  • Install Git. Git must be installed to run from the command line and third-party software or be added to PATH.

  • Install Python.

  • If you plan to flash devices with firmware, you’ll need to install OpenOCD and ensure it’s on your system PATH.

Configure system settings#

To flash devices using OpenOCD, you will need to extend your system udev rules by adding a new configuration file in /etc/udev/rules.d/ that lists the hardware debuggers you’ll be using. The OpenOCD repository has a good example udev rules file that includes many popular hardware debuggers.

Pigweed relies on many tools not downloaded from the App Store. While you may prefer to manually allow individual applications, this may be frustrating or impractical due to the large number of tools required to build Pigweed.

It is usually most practical to globally allow tools not originating from the App Store using the following command:

sudo spctl --master-disable
  • Ensure that Developer Mode is enabled. This can also be done by running the following command as an administrator:

    REG ADD HKLM\Software\Microsoft\Windows\CurrentVersion\AppModelUnlock /t REG_DWORD /v AllowDevelopmentWithoutDevLicense /d 1 /f\""
    
  • Enable long file paths. This can be done using regedit or by running the following command as an administrator:

    REG ADD HKEY_LOCAL_MACHINE\SYSTEM\CurrentControlSet\Control\FileSystem /v LongPathsEnabled /t REG_DWORD /d 1 /f
    
  • Enable Git symlinks:

    git config --global core.symlinks true
    

Support notes#
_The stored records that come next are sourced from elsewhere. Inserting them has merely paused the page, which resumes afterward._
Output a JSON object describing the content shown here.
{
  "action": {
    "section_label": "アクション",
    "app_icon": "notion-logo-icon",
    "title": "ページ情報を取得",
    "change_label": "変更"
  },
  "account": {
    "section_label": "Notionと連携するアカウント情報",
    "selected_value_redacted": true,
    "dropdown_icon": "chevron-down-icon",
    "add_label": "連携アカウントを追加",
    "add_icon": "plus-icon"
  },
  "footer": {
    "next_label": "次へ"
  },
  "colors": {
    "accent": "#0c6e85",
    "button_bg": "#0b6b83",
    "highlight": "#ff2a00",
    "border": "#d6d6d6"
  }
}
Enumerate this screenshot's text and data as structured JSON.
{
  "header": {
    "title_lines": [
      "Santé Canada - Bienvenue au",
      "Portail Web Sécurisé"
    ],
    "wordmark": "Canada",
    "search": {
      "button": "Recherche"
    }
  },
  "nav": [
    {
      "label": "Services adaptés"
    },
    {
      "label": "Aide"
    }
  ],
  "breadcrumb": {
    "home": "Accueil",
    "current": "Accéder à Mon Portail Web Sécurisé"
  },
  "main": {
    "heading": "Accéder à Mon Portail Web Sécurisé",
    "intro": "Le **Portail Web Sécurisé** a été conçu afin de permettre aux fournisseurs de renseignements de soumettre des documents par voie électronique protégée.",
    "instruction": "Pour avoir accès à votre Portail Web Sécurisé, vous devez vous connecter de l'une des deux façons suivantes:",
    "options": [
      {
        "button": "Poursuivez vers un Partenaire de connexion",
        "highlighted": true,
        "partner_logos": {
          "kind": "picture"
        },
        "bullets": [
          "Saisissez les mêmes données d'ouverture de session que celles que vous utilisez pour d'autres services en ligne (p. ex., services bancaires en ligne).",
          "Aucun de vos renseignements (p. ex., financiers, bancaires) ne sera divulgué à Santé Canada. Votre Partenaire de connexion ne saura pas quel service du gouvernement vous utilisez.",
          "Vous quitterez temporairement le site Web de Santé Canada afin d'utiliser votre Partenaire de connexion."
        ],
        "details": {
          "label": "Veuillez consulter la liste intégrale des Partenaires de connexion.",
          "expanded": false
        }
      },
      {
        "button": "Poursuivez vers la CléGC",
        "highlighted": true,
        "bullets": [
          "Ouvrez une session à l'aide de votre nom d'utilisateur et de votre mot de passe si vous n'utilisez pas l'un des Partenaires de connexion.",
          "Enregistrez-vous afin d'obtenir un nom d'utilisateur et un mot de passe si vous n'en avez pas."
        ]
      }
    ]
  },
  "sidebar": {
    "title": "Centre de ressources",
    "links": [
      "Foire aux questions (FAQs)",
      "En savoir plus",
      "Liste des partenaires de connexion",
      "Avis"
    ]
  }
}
Linux is Pigweed’s recommended platform for embedded software development. When developing on Linux, you can enjoy all of Pigweed’s benefits like tokenized logging, automated on-device unit testing, RPC, and rich build system and IDE integrations.

macOS is a well-supported platform for embedded software development with Pigweed. When developing on macOS, you can enjoy the vast majority of benefits of Pigweed like automated on-device unit testing, RPC, and rich build system and IDE integrations.

Due to the nature of OS implementation differences, the following features are not supported on macOS:

Individual modules have the most recent status on OS compatibility, so when in doubt check the documentation for the module of interest.

While Windows is a supported platform for embedded software development with Pigweed, the experience might not be quite as seamless when compared to macOS and Linux. When developing on Windows, you can enjoy most of Pigweed’s features like automated on-device unit testing, RPC, and rich build system and IDE integrations, but you may experience occasional snags along the way.

Long file path issues

Even though Pigweed’s setup process enables long file path handling at a system level, this doesn’t mean that the problem is eliminated. Some applications are hard-coded in ways that cause long file paths to continue to work incorrectly.

For example, MinGW-w64-based GCC toolchains have a long-standing issue with handling long file paths on Windows. Unfortunately, this includes the Windows binaries for Arm’s GNU toolchains.

For this reason, Pigweed strongly recommends cloning projects into a short path like C:\projects. It’s also a good idea to be aware of the length of file paths throughout your project.

Other limitations

Due to the nature of OS implementation differences, the following features are not currently supported on Windows:

Individual modules have the most recent status on OS compatibility, so when in doubt check the documentation for the module of interest.